Elvis Costello’s Tell-All

Elvis Costello will be releasing his first ever autobiography in October of this year. Writing has already commenced and there is set to be a lot packed into this little memoir… four decades worth of his career, in fact.


Elvis Costello. Photo Credit: Johansen Krause/Getty Images.


The memoir, Unfaithful Music and Disappearing Ink will chronicle Costello’s forty-odd years in the music biz, to which he says he had: “somehow endured through a combination of dumb luck and animal cunning, even managing the occasional absurd episode of pop stardom.”

Born Declan Patrick MacManus, Costello decided at an early age that he’d go into the family business. He was the grandson of Patrick MacManus, a trumpet player from the White Star Line and son to Ronald Patrick Ross McManus. Costello’s father was an English musician and jazz player who had become successful as a radio dance band vocalist.

When Costello talks about what he hopes to achieve with his memoir, written exclusively by him without the employ of a ghost writer, he talks about a unique insight into what he deems his “unlikely” rise to fame (via The Guardian).

In his memoir he explores not just his career but the emotional foundations of some of his greatest songs. The book, as some memoirs inherently are, promises not to be a contrived dish of narcissism served no doubt with a side of dry British humour but, with reference to many of his other collaborators and co-conspirators, a comment on a lifetime of experiences. His collaborators span from Burt Bacharach, Bill Frisell, the composer Richard Harvey to the band The Roots.

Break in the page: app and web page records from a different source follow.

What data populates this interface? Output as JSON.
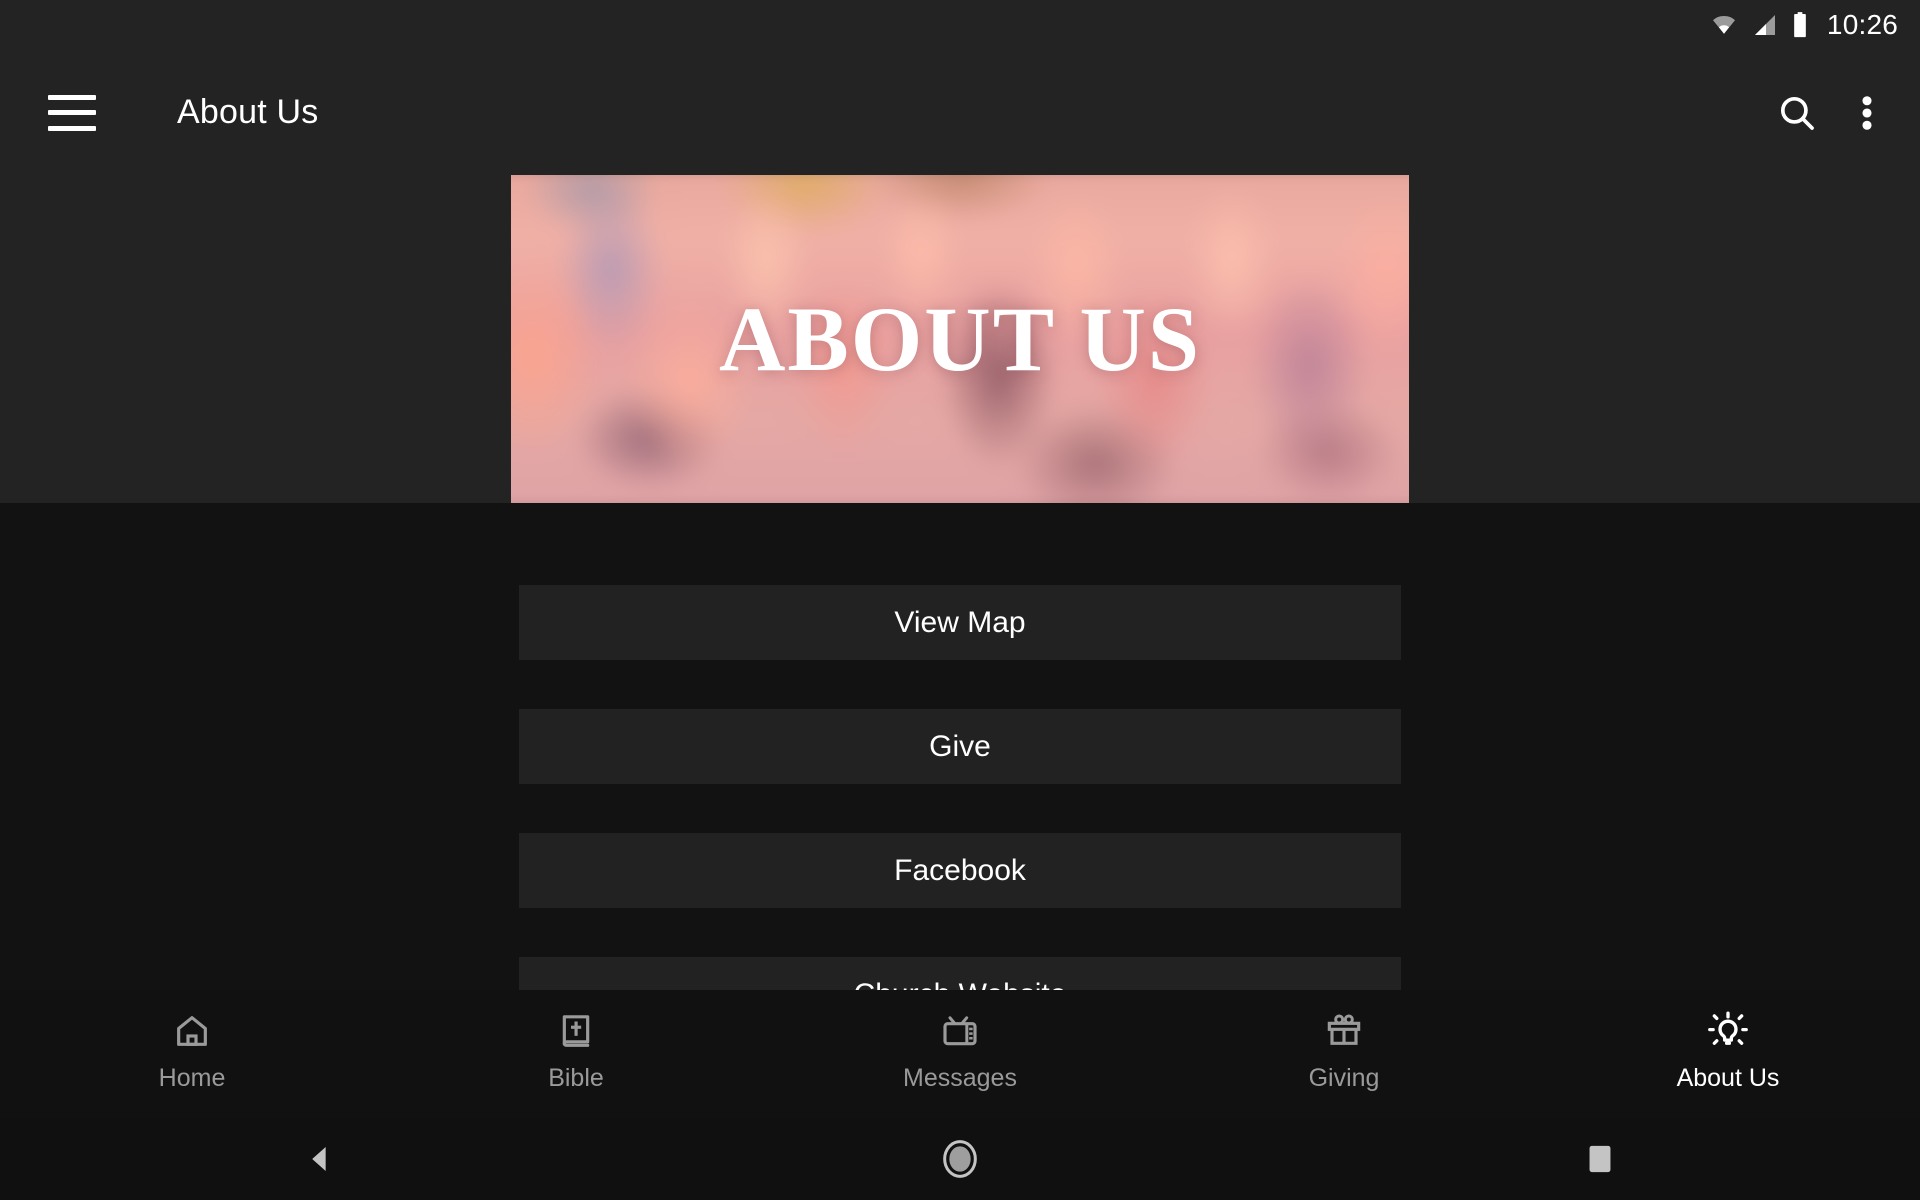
{
  "status_bar": {
    "time": "10:26",
    "icons": [
      "wifi-icon",
      "cellular-signal-icon",
      "battery-icon"
    ]
  },
  "app_bar": {
    "menu_icon": "hamburger-menu-icon",
    "title": "About Us",
    "search_icon": "search-icon",
    "overflow_icon": "more-vertical-icon"
  },
  "hero": {
    "title": "ABOUT US",
    "image_description": "blurred crowd photograph with pink and salmon tones"
  },
  "main": {
    "buttons": [
      {
        "label": "View Map"
      },
      {
        "label": "Give"
      },
      {
        "label": "Facebook"
      },
      {
        "label": "Church Website"
      }
    ]
  },
  "tab_bar": {
    "tabs": [
      {
        "label": "Home",
        "icon": "home-icon",
        "active": false
      },
      {
        "label": "Bible",
        "icon": "bible-icon",
        "active": false
      },
      {
        "label": "Messages",
        "icon": "tv-icon",
        "active": false
      },
      {
        "label": "Giving",
        "icon": "gift-icon",
        "active": false
      },
      {
        "label": "About Us",
        "icon": "lightbulb-icon",
        "active": true
      }
    ]
  },
  "system_nav": {
    "back": "back-triangle-icon",
    "home": "home-circle-icon",
    "recents": "recents-square-icon"
  },
  "colors": {
    "app_bar_background": "#232323",
    "content_background": "#121212",
    "button_background": "#222222",
    "tab_bar_background": "#111111",
    "active_tab": "#ffffff",
    "inactive_tab": "#9a9a9a"
  }
}
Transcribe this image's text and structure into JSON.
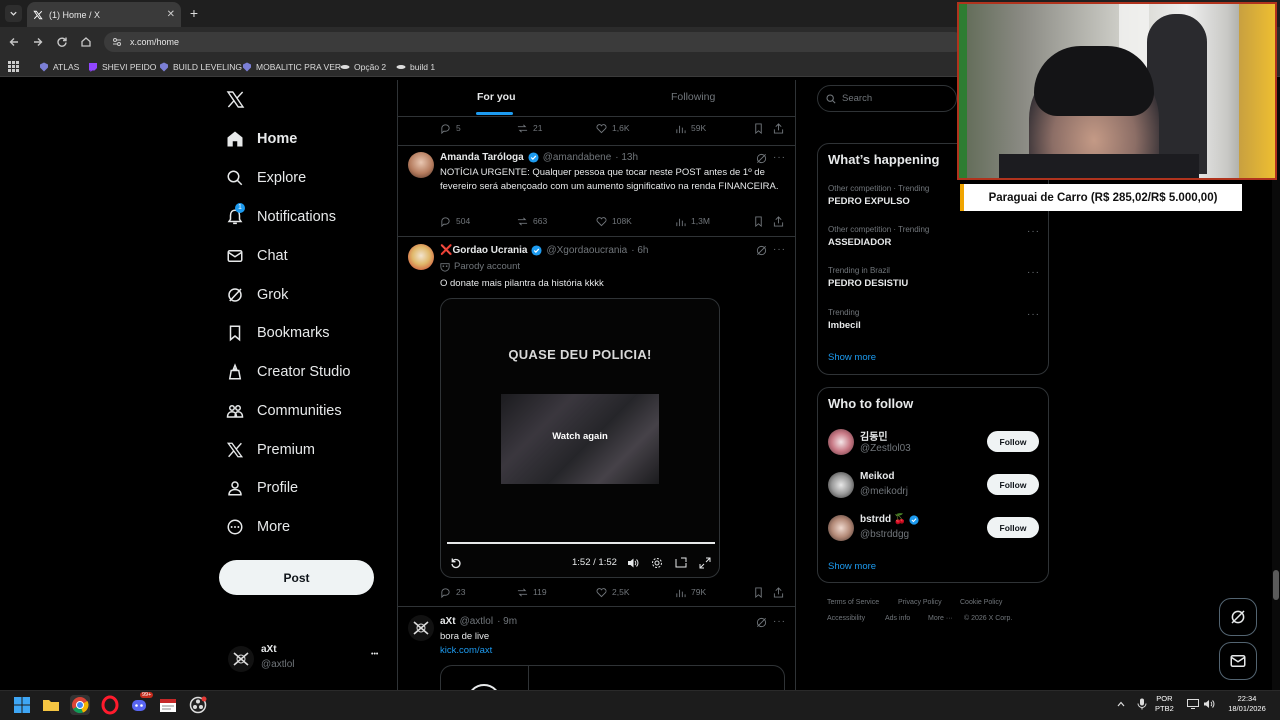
{
  "browser": {
    "tab_title": "(1) Home / X",
    "url": "x.com/home",
    "bookmarks": [
      "ATLAS",
      "SHEVI PEIDO",
      "BUILD LEVELING",
      "MOBALITIC PRA VER",
      "Opção 2",
      "build 1"
    ]
  },
  "nav": {
    "items": [
      "Home",
      "Explore",
      "Notifications",
      "Chat",
      "Grok",
      "Bookmarks",
      "Creator Studio",
      "Communities",
      "Premium",
      "Profile",
      "More"
    ],
    "notification_badge": "1",
    "post_label": "Post",
    "account_name": "aXt",
    "account_handle": "@axtlol",
    "more_dots": "•••"
  },
  "feed": {
    "tabs": [
      "For you",
      "Following"
    ],
    "prev_actions": {
      "replies": "5",
      "reposts": "21",
      "likes": "1,6K",
      "views": "59K"
    },
    "posts": [
      {
        "name": "Amanda Taróloga",
        "handle": "@amandabene",
        "time": "· 13h",
        "text": "NOTÍCIA URGENTE: Qualquer pessoa que tocar neste POST antes de 1º de fevereiro será abençoado com um aumento significativo na renda FINANCEIRA.",
        "replies": "504",
        "reposts": "663",
        "likes": "108K",
        "views": "1,3M"
      },
      {
        "name": "❌Gordao Ucrania",
        "handle": "@Xgordaoucrania",
        "time": "· 6h",
        "label": "Parody account",
        "text": "O donate mais pilantra da história kkkk",
        "video_title": "QUASE DEU POLICIA!",
        "video_overlay": "Watch again",
        "video_time": "1:52 / 1:52",
        "replies": "23",
        "reposts": "119",
        "likes": "2,5K",
        "views": "79K"
      },
      {
        "name": "aXt",
        "handle": "@axtlol",
        "time": "· 9m",
        "text": "bora de live",
        "link": "kick.com/axt"
      }
    ]
  },
  "right": {
    "search_placeholder": "Search",
    "happening_title": "What’s happening",
    "trends": [
      {
        "context": "Other competition · Trending",
        "name": "PEDRO EXPULSO"
      },
      {
        "context": "Other competition · Trending",
        "name": "ASSEDIADOR"
      },
      {
        "context": "Trending in Brazil",
        "name": "PEDRO DESISTIU"
      },
      {
        "context": "Trending",
        "name": "Imbecil"
      }
    ],
    "show_more": "Show more",
    "wtf_title": "Who to follow",
    "follow_suggestions": [
      {
        "name": "김동민",
        "handle": "@Zestlol03"
      },
      {
        "name": "Meikod",
        "handle": "@meikodrj"
      },
      {
        "name": "bstrdd 🍒",
        "handle": "@bstrddgg"
      }
    ],
    "follow_label": "Follow",
    "footer": [
      "Terms of Service",
      "Privacy Policy",
      "Cookie Policy",
      "Accessibility",
      "Ads info",
      "More ···",
      "© 2026 X Corp."
    ]
  },
  "overlay": {
    "ticker": "Paraguai de Carro (R$ 285,02/R$ 5.000,00)"
  },
  "taskbar": {
    "lang_top": "POR",
    "lang_bottom": "PTB2",
    "time": "22:34",
    "date": "18/01/2026",
    "badge_discord": "99+"
  },
  "colors": {
    "accent": "#1d9bf0",
    "background": "#000000",
    "button_light": "#eff3f4",
    "ticker_accent": "#f0a500"
  }
}
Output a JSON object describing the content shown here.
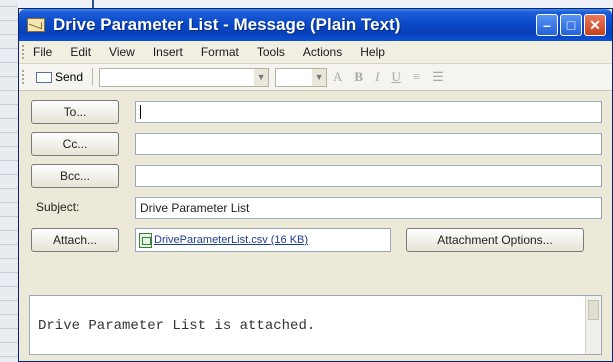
{
  "window": {
    "title": "Drive Parameter List - Message (Plain Text)"
  },
  "menu": [
    "File",
    "Edit",
    "View",
    "Insert",
    "Format",
    "Tools",
    "Actions",
    "Help"
  ],
  "toolbar": {
    "send_label": "Send",
    "format_buttons": [
      "A",
      "B",
      "I",
      "U"
    ]
  },
  "form": {
    "to_label": "To...",
    "to_value": "",
    "cc_label": "Cc...",
    "cc_value": "",
    "bcc_label": "Bcc...",
    "bcc_value": "",
    "subject_label": "Subject:",
    "subject_value": "Drive Parameter List",
    "attach_label": "Attach...",
    "attachment_name": "DriveParameterList.csv (16 KB)",
    "attachment_options_label": "Attachment Options..."
  },
  "body": {
    "text": "Drive Parameter List is attached."
  }
}
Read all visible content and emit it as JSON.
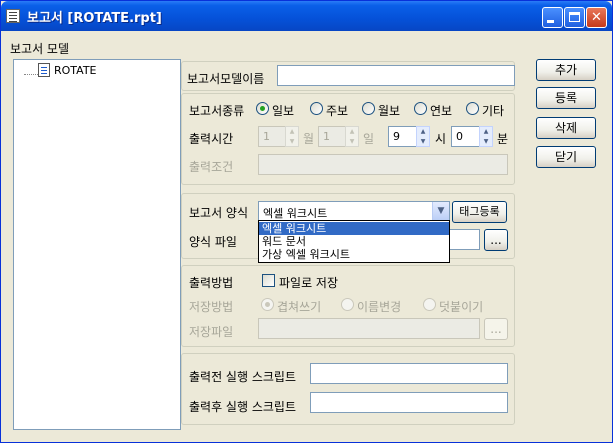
{
  "window": {
    "title": "보고서 [ROTATE.rpt]"
  },
  "left_panel": {
    "label": "보고서 모델",
    "tree_items": [
      {
        "label": "ROTATE",
        "icon": "report-doc-icon"
      }
    ]
  },
  "form": {
    "model_name_label": "보고서모델이름",
    "model_name_value": "",
    "report_type": {
      "label": "보고서종류",
      "options": [
        "일보",
        "주보",
        "월보",
        "연보",
        "기타"
      ],
      "selected": "일보"
    },
    "output_time": {
      "label": "출력시간",
      "month_value": "1",
      "month_unit": "월",
      "day_value": "1",
      "day_unit": "일",
      "hour_value": "9",
      "hour_unit": "시",
      "minute_value": "0",
      "minute_unit": "분"
    },
    "output_condition": {
      "label": "출력조건",
      "value": ""
    },
    "report_format": {
      "label": "보고서 양식",
      "selected": "엑셀 워크시트",
      "options": [
        "엑셀 워크시트",
        "워드 문서",
        "가상 엑셀 워크시트"
      ],
      "tag_button": "태그등록"
    },
    "format_file": {
      "label": "양식 파일",
      "value": "",
      "browse": "..."
    },
    "output_method": {
      "label": "출력방법",
      "save_to_file_label": "파일로 저장",
      "save_to_file_checked": false
    },
    "save_method": {
      "label": "저장방법",
      "options": [
        "겹쳐쓰기",
        "이름변경",
        "덧붙이기"
      ],
      "selected": "겹쳐쓰기"
    },
    "save_file": {
      "label": "저장파일",
      "value": "",
      "browse": "..."
    },
    "pre_script": {
      "label": "출력전 실행 스크립트",
      "value": ""
    },
    "post_script": {
      "label": "출력후 실행 스크립트",
      "value": ""
    }
  },
  "buttons": {
    "add": "추가",
    "register": "등록",
    "delete": "삭제",
    "close": "닫기"
  }
}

Elvis Costello with drummer Questlove from The Roots. Photo Credit: Danny Clinch.


As an artist he’s always managed to combine the cynicism of punk with a layer of sophisticated lyricism representative more of new wave music. Case in point: ‘Alison’. Although this might be true of his music, his humour belies a depth that comes through on occasions, like in this interview by Monique Schafter for the ABC.

This month he’s touring all around the UK… and then it’s on to the US for the second leg. Unfaithful Music and Disappearing Ink will be published by Viking, an imprint of Penguin Random House, not long after he wraps up his tours.